Collected data:

┌────────

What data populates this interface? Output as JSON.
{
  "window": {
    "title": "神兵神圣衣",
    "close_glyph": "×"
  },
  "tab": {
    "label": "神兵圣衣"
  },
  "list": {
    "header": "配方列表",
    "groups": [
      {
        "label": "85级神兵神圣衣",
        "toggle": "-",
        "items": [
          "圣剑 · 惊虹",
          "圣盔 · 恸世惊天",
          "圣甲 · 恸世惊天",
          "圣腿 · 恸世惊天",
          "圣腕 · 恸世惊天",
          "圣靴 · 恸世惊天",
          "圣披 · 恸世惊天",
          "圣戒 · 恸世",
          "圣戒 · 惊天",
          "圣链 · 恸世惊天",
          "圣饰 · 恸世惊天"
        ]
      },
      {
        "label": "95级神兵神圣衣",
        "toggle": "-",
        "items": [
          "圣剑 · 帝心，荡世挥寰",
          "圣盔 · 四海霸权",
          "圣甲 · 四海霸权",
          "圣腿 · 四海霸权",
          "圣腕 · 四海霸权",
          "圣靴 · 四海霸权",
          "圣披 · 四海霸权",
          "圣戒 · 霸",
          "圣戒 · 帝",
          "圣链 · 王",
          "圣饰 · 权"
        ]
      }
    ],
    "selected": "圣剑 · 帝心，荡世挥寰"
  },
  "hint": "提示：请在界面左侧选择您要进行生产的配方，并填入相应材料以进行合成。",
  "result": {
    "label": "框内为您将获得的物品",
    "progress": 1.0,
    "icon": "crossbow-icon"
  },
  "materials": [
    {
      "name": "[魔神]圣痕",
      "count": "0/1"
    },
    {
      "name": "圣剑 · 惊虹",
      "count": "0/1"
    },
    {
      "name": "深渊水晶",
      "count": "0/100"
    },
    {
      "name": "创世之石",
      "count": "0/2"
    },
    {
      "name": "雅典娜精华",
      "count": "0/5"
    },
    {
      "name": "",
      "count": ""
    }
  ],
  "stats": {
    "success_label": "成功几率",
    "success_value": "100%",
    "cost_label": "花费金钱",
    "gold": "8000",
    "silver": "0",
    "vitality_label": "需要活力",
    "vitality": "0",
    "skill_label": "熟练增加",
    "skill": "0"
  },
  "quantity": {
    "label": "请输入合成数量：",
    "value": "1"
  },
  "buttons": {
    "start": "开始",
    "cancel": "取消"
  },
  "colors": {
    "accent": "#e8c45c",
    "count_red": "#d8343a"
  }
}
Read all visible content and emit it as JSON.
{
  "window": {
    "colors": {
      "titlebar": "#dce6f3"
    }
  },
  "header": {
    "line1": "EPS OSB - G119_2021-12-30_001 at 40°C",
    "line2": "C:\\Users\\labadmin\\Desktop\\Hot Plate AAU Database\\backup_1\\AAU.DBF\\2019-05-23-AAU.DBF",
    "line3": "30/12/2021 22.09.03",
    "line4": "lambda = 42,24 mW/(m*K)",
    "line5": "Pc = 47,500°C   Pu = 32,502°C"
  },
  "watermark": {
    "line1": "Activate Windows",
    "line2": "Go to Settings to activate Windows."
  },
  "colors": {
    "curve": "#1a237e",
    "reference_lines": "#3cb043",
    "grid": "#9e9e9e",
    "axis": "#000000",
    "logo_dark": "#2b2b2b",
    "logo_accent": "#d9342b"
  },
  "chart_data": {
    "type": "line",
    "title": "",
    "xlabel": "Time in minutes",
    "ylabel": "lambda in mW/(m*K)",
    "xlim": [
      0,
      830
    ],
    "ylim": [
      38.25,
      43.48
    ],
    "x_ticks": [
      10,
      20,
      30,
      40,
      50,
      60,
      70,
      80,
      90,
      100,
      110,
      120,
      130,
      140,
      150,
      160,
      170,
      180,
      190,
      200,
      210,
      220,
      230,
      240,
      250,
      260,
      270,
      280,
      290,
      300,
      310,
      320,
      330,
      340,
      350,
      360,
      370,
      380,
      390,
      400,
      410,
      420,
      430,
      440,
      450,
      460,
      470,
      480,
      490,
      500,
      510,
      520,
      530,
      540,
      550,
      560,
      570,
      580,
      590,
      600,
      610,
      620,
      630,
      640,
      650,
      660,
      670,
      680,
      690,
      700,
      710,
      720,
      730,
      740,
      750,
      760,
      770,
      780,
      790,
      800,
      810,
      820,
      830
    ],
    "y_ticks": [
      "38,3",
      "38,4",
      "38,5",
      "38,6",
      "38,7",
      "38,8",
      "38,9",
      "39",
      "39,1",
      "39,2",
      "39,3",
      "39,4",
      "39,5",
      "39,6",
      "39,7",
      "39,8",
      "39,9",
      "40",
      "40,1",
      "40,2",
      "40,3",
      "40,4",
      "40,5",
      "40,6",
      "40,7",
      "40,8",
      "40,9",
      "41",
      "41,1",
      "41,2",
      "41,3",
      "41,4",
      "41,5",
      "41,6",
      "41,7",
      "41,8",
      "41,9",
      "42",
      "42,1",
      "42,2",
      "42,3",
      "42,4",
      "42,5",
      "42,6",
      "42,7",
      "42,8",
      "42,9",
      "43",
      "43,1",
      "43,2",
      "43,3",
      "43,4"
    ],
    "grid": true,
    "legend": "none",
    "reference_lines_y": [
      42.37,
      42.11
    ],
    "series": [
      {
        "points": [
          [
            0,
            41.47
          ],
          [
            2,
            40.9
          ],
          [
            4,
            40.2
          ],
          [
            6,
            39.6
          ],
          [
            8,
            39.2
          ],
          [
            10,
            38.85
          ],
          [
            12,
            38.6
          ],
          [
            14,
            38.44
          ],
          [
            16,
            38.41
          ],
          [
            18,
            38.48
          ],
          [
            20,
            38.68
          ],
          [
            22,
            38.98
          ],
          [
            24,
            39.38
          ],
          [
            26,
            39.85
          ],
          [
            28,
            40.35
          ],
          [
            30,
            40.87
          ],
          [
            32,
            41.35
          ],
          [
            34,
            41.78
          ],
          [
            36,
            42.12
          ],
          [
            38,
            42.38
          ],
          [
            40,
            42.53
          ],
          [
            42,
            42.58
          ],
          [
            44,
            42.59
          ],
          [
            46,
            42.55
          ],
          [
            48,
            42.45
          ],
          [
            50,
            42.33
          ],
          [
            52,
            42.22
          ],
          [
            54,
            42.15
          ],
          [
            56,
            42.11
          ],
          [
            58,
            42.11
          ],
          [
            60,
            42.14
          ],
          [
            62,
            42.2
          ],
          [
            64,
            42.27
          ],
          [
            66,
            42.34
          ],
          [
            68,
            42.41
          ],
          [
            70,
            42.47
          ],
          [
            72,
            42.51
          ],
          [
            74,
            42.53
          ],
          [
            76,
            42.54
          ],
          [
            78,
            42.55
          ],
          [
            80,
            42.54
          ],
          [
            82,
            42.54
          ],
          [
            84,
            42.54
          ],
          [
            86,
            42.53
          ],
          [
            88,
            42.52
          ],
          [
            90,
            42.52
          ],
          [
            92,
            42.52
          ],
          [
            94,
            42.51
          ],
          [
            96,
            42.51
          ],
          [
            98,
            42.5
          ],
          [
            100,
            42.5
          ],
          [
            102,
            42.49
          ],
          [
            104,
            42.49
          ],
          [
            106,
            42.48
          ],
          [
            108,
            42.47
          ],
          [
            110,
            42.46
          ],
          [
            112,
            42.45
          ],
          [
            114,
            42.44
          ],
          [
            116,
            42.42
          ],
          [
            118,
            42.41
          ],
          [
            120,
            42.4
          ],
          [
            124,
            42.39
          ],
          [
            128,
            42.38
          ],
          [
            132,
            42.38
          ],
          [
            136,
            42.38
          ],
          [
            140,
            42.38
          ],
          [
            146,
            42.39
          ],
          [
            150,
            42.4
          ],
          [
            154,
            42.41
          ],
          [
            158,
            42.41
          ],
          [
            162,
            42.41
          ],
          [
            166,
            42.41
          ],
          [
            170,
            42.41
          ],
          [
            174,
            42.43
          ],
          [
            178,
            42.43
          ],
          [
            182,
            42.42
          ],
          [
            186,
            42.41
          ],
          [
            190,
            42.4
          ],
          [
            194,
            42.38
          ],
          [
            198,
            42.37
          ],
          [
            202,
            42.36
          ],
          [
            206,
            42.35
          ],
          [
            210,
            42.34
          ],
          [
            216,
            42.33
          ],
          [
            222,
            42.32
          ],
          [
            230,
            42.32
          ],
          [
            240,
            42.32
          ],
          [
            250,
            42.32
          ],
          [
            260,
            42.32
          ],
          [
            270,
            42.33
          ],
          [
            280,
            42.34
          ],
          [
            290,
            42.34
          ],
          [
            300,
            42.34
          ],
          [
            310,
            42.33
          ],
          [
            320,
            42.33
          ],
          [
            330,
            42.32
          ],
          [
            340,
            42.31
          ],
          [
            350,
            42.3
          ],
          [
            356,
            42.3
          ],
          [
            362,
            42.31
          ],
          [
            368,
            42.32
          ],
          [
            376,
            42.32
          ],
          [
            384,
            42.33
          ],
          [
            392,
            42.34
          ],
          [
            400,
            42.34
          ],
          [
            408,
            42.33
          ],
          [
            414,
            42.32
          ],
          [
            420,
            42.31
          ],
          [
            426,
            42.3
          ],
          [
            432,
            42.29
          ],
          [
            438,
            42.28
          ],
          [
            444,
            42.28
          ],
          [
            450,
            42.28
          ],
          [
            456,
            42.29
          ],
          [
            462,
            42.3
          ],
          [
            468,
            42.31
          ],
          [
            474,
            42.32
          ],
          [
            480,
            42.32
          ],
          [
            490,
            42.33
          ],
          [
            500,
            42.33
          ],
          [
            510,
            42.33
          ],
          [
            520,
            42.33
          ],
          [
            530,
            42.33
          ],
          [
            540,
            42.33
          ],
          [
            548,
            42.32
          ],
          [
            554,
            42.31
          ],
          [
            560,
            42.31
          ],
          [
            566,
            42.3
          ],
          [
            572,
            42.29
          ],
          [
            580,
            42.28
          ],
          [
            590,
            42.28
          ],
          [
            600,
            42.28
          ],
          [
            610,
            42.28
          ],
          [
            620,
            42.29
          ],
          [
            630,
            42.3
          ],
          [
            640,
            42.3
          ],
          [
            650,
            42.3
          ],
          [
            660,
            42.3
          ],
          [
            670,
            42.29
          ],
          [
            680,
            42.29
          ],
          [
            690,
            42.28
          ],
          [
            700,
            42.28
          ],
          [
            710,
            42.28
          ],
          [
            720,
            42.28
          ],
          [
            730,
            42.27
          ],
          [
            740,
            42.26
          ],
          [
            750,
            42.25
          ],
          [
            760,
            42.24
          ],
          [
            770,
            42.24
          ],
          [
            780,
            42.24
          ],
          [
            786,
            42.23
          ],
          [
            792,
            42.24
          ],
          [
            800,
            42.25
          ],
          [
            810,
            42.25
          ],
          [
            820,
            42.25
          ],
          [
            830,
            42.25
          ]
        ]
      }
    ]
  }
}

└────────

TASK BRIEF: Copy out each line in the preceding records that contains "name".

WRITTEN ANSWER:
      "name": "[魔神]圣痕",
      "name": "圣剑 · 惊虹",
      "name": "深渊水晶",
      "name": "创世之石",
      "name": "雅典娜精华",
      "name": "",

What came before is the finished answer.